SOURCE DATA START

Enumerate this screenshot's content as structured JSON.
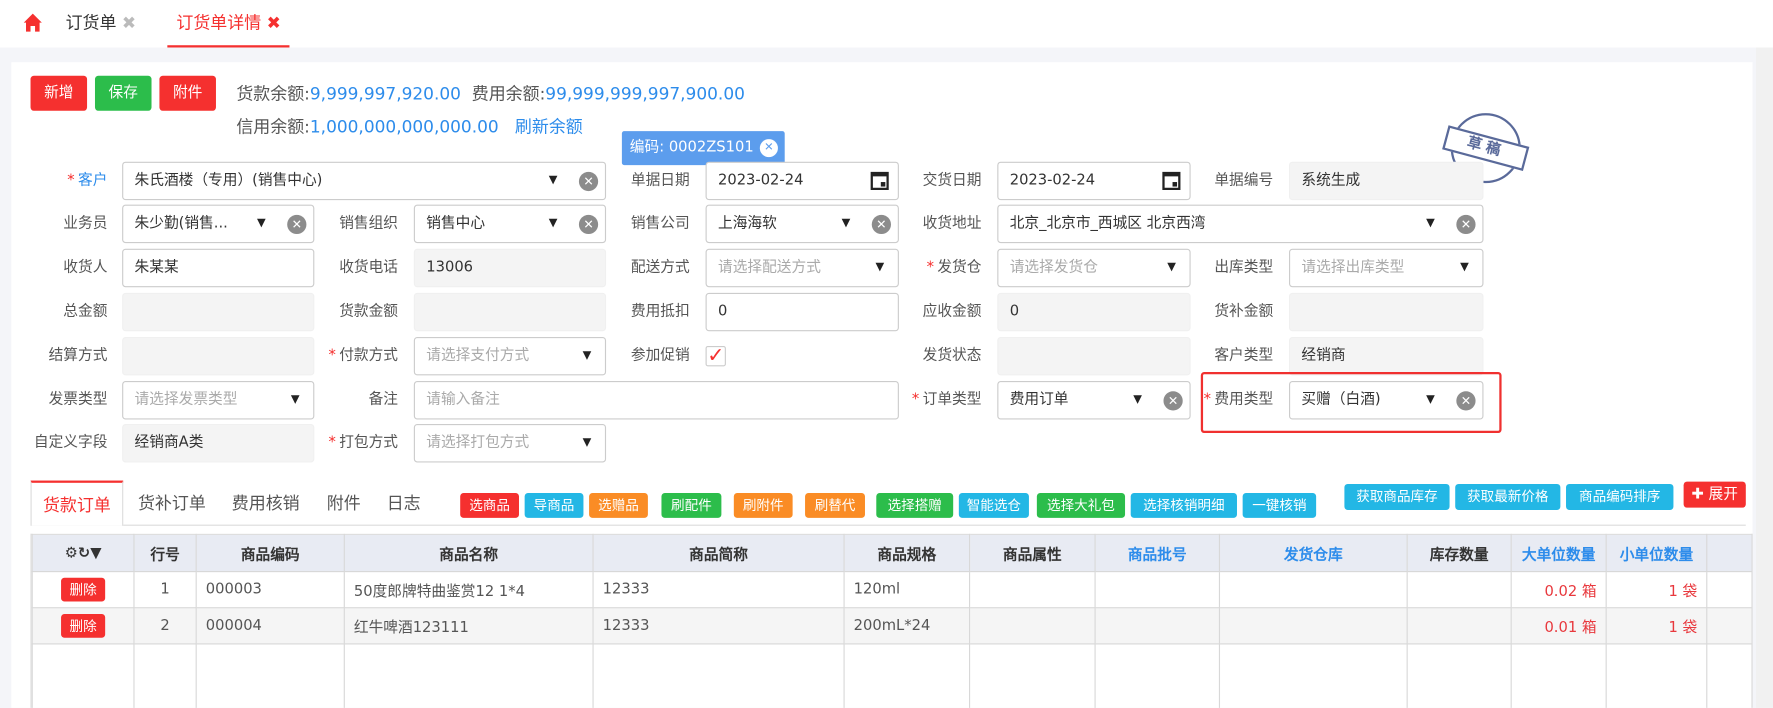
{
  "tabs": [
    {
      "label": "订货单"
    },
    {
      "label": "订货单详情"
    }
  ],
  "toolbar": {
    "add": "新增",
    "save": "保存",
    "attach": "附件"
  },
  "balance": {
    "goods_label": "货款余额:",
    "goods_value": "9,999,997,920.00",
    "fee_label": "费用余额:",
    "fee_value": "99,999,999,997,900.00",
    "credit_label": "信用余额:",
    "credit_value": "1,000,000,000,000.00",
    "refresh": "刷新余额"
  },
  "code_tooltip": "编码: 0002ZS101",
  "stamp": "草稿",
  "form": {
    "customer": {
      "label": "客户",
      "value": "朱氏酒楼（专用）(销售中心)"
    },
    "doc_date": {
      "label": "单据日期",
      "value": "2023-02-24"
    },
    "trade_date": {
      "label": "交货日期",
      "value": "2023-02-24"
    },
    "doc_no": {
      "label": "单据编号",
      "value": "系统生成"
    },
    "salesman": {
      "label": "业务员",
      "value": "朱少勤(销售..."
    },
    "sales_org": {
      "label": "销售组织",
      "value": "销售中心"
    },
    "sales_company": {
      "label": "销售公司",
      "value": "上海海软"
    },
    "address": {
      "label": "收货地址",
      "value": "北京_北京市_西城区 北京西湾"
    },
    "receiver": {
      "label": "收货人",
      "value": "朱某某"
    },
    "phone": {
      "label": "收货电话",
      "value": "13006"
    },
    "delivery": {
      "label": "配送方式",
      "placeholder": "请选择配送方式"
    },
    "warehouse": {
      "label": "发货仓",
      "placeholder": "请选择发货仓"
    },
    "outbound_type": {
      "label": "出库类型",
      "placeholder": "请选择出库类型"
    },
    "total": {
      "label": "总金额"
    },
    "goods_amount": {
      "label": "货款金额"
    },
    "fee_deduct": {
      "label": "费用抵扣",
      "value": "0"
    },
    "receivable": {
      "label": "应收金额",
      "value": "0"
    },
    "subsidy": {
      "label": "货补金额"
    },
    "settlement": {
      "label": "结算方式"
    },
    "payment": {
      "label": "付款方式",
      "placeholder": "请选择支付方式"
    },
    "promo": {
      "label": "参加促销",
      "checked": true
    },
    "ship_status": {
      "label": "发货状态"
    },
    "customer_type": {
      "label": "客户类型",
      "value": "经销商"
    },
    "invoice": {
      "label": "发票类型",
      "placeholder": "请选择发票类型"
    },
    "remark": {
      "label": "备注",
      "placeholder": "请输入备注"
    },
    "order_type": {
      "label": "订单类型",
      "value": "费用订单"
    },
    "fee_type": {
      "label": "费用类型",
      "value": "买赠（白酒)"
    },
    "custom": {
      "label": "自定义字段",
      "value": "经销商A类"
    },
    "packing": {
      "label": "打包方式",
      "placeholder": "请选择打包方式"
    }
  },
  "subtabs": [
    "货款订单",
    "货补订单",
    "费用核销",
    "附件",
    "日志"
  ],
  "actions": [
    "选商品",
    "导商品",
    "选赠品",
    "刷配件",
    "刷附件",
    "刷替代",
    "选择搭赠",
    "智能选仓",
    "选择大礼包",
    "选择核销明细",
    "一键核销"
  ],
  "right_actions": [
    "获取商品库存",
    "获取最新价格",
    "商品编码排序"
  ],
  "expand": "展开",
  "table": {
    "headers": [
      "行号",
      "商品编码",
      "商品名称",
      "商品简称",
      "商品规格",
      "商品属性",
      "商品批号",
      "发货仓库",
      "库存数量",
      "大单位数量",
      "小单位数量"
    ],
    "delete_label": "删除",
    "rows": [
      {
        "no": "1",
        "code": "000003",
        "name": "50度郎牌特曲鉴赏12 1*4",
        "short": "12333",
        "spec": "120ml",
        "big": "0.02 箱",
        "small": "1 袋"
      },
      {
        "no": "2",
        "code": "000004",
        "name": "红牛啤酒123111",
        "short": "12333",
        "spec": "200mL*24",
        "big": "0.01 箱",
        "small": "1 袋"
      }
    ]
  },
  "colors": {
    "primary_red": "#f5302f",
    "blue": "#2d8ceb",
    "green": "#2cbd4b",
    "cyan": "#23b7e5",
    "orange": "#fa8c25"
  }
}
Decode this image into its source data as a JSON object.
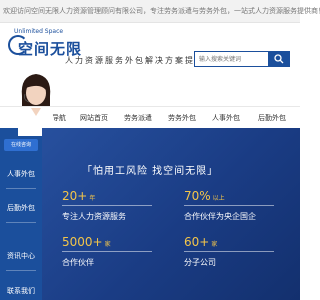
{
  "topbar": {
    "welcome_text": "欢迎访问空间无限人力资源管理顾问有限公司，专注劳务派遣与劳务外包，一站式人力资源服务提供商！"
  },
  "logo": {
    "english": "Unlimited Space",
    "chinese": "空间无限"
  },
  "slogan": "人力资源服务外包解决方案提供商",
  "search": {
    "placeholder": "输入搜索关键词"
  },
  "nav": {
    "items": [
      "网站首页",
      "劳务派遣",
      "劳务外包",
      "人事外包",
      "后勤外包"
    ],
    "partial_item": "导航"
  },
  "sidebar": {
    "online_label": "在线咨询",
    "items": [
      "人事外包",
      "后勤外包",
      "资讯中心",
      "联系我们"
    ]
  },
  "hero": {
    "title": "「怕用工风险 找空间无限」",
    "stats": [
      {
        "value": "20+",
        "unit": "年",
        "label": "专注人力资源服务"
      },
      {
        "value": "70%",
        "unit": "以上",
        "label": "合作伙伴为央企国企"
      },
      {
        "value": "5000+",
        "unit": "家",
        "label": "合作伙伴"
      },
      {
        "value": "60+",
        "unit": "家",
        "label": "分子公司"
      }
    ]
  },
  "colors": {
    "brand": "#1b4f9c",
    "accent": "#f3c54a"
  }
}
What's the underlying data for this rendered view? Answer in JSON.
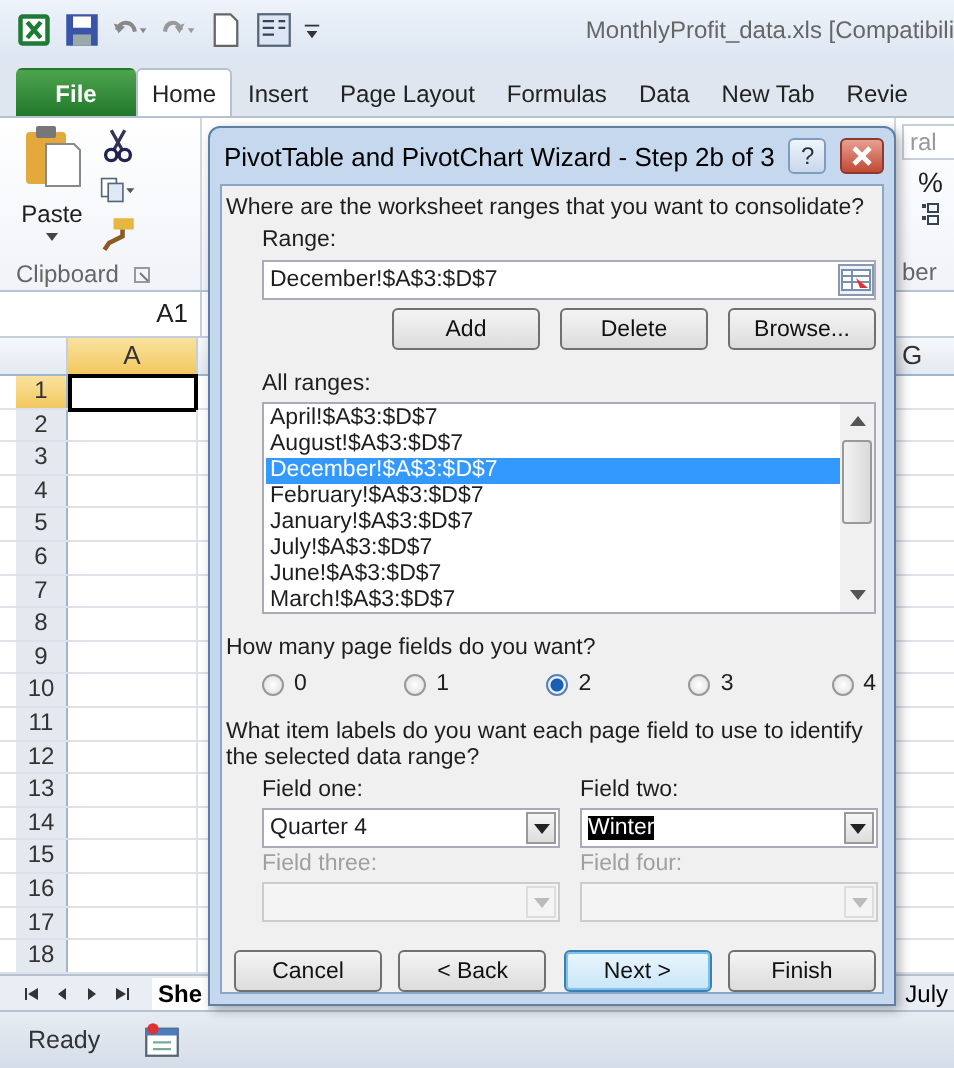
{
  "window": {
    "title": "MonthlyProfit_data.xls  [Compatibili"
  },
  "ribbon_tabs": [
    {
      "label": "File",
      "kind": "file",
      "selected": false
    },
    {
      "label": "Home",
      "kind": "tab",
      "selected": true
    },
    {
      "label": "Insert",
      "kind": "tab",
      "selected": false
    },
    {
      "label": "Page Layout",
      "kind": "tab",
      "selected": false
    },
    {
      "label": "Formulas",
      "kind": "tab",
      "selected": false
    },
    {
      "label": "Data",
      "kind": "tab",
      "selected": false
    },
    {
      "label": "New Tab",
      "kind": "tab",
      "selected": false
    },
    {
      "label": "Revie",
      "kind": "tab",
      "selected": false
    }
  ],
  "ribbon": {
    "paste": "Paste",
    "clipboard_group": "Clipboard",
    "number_format": "ral",
    "percent": "%",
    "number_group": "ber"
  },
  "name_box": "A1",
  "grid": {
    "column_headers": [
      {
        "label": "A",
        "selected": true
      },
      {
        "label": "G",
        "selected": false
      }
    ],
    "rows": [
      {
        "label": "1",
        "selected": true
      },
      {
        "label": "2",
        "selected": false
      },
      {
        "label": "3",
        "selected": false
      },
      {
        "label": "4",
        "selected": false
      },
      {
        "label": "5",
        "selected": false
      },
      {
        "label": "6",
        "selected": false
      },
      {
        "label": "7",
        "selected": false
      },
      {
        "label": "8",
        "selected": false
      },
      {
        "label": "9",
        "selected": false
      },
      {
        "label": "10",
        "selected": false
      },
      {
        "label": "11",
        "selected": false
      },
      {
        "label": "12",
        "selected": false
      },
      {
        "label": "13",
        "selected": false
      },
      {
        "label": "14",
        "selected": false
      },
      {
        "label": "15",
        "selected": false
      },
      {
        "label": "16",
        "selected": false
      },
      {
        "label": "17",
        "selected": false
      },
      {
        "label": "18",
        "selected": false
      }
    ]
  },
  "sheet_tabs": [
    {
      "label": "She",
      "selected": true
    },
    {
      "label": "July",
      "selected": false
    }
  ],
  "status_bar": {
    "text": "Ready"
  },
  "dialog": {
    "title": "PivotTable and PivotChart Wizard - Step 2b of 3",
    "help": "?",
    "prompt": "Where are the worksheet ranges that you want to consolidate?",
    "range_label": {
      "label": "Range:"
    },
    "range_value": "December!$A$3:$D$7",
    "range_buttons": [
      {
        "label": "Add"
      },
      {
        "label": "Delete"
      },
      {
        "label": "Browse..."
      }
    ],
    "all_ranges_label": {
      "label": "All ranges:"
    },
    "ranges": [
      {
        "text": "April!$A$3:$D$7",
        "selected": false
      },
      {
        "text": "August!$A$3:$D$7",
        "selected": false
      },
      {
        "text": "December!$A$3:$D$7",
        "selected": true
      },
      {
        "text": "February!$A$3:$D$7",
        "selected": false
      },
      {
        "text": "January!$A$3:$D$7",
        "selected": false
      },
      {
        "text": "July!$A$3:$D$7",
        "selected": false
      },
      {
        "text": "June!$A$3:$D$7",
        "selected": false
      },
      {
        "text": "March!$A$3:$D$7",
        "selected": false
      }
    ],
    "page_fields_question": "How many page fields do you want?",
    "page_field_options": [
      {
        "label": "0",
        "selected": false
      },
      {
        "label": "1",
        "selected": false
      },
      {
        "label": "2",
        "selected": true
      },
      {
        "label": "3",
        "selected": false
      },
      {
        "label": "4",
        "selected": false
      }
    ],
    "item_labels_question": "What item labels do you want each page field to use to identify the selected data range?",
    "fields": [
      {
        "label": "Field one:",
        "value": "Quarter 4",
        "disabled": false,
        "focused": false
      },
      {
        "label": "Field two:",
        "value": "Winter",
        "disabled": false,
        "focused": true
      },
      {
        "label": "Field three:",
        "disabled": true
      },
      {
        "label": "Field four:",
        "disabled": true
      }
    ],
    "footer_buttons": [
      {
        "label": "Cancel",
        "default": false
      },
      {
        "label": "< Back",
        "default": false
      },
      {
        "label": "Next >",
        "default": true
      },
      {
        "label": "Finish",
        "default": false
      }
    ]
  }
}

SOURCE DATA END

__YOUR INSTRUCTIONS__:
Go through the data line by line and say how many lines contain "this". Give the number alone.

__RESPONSE__:
3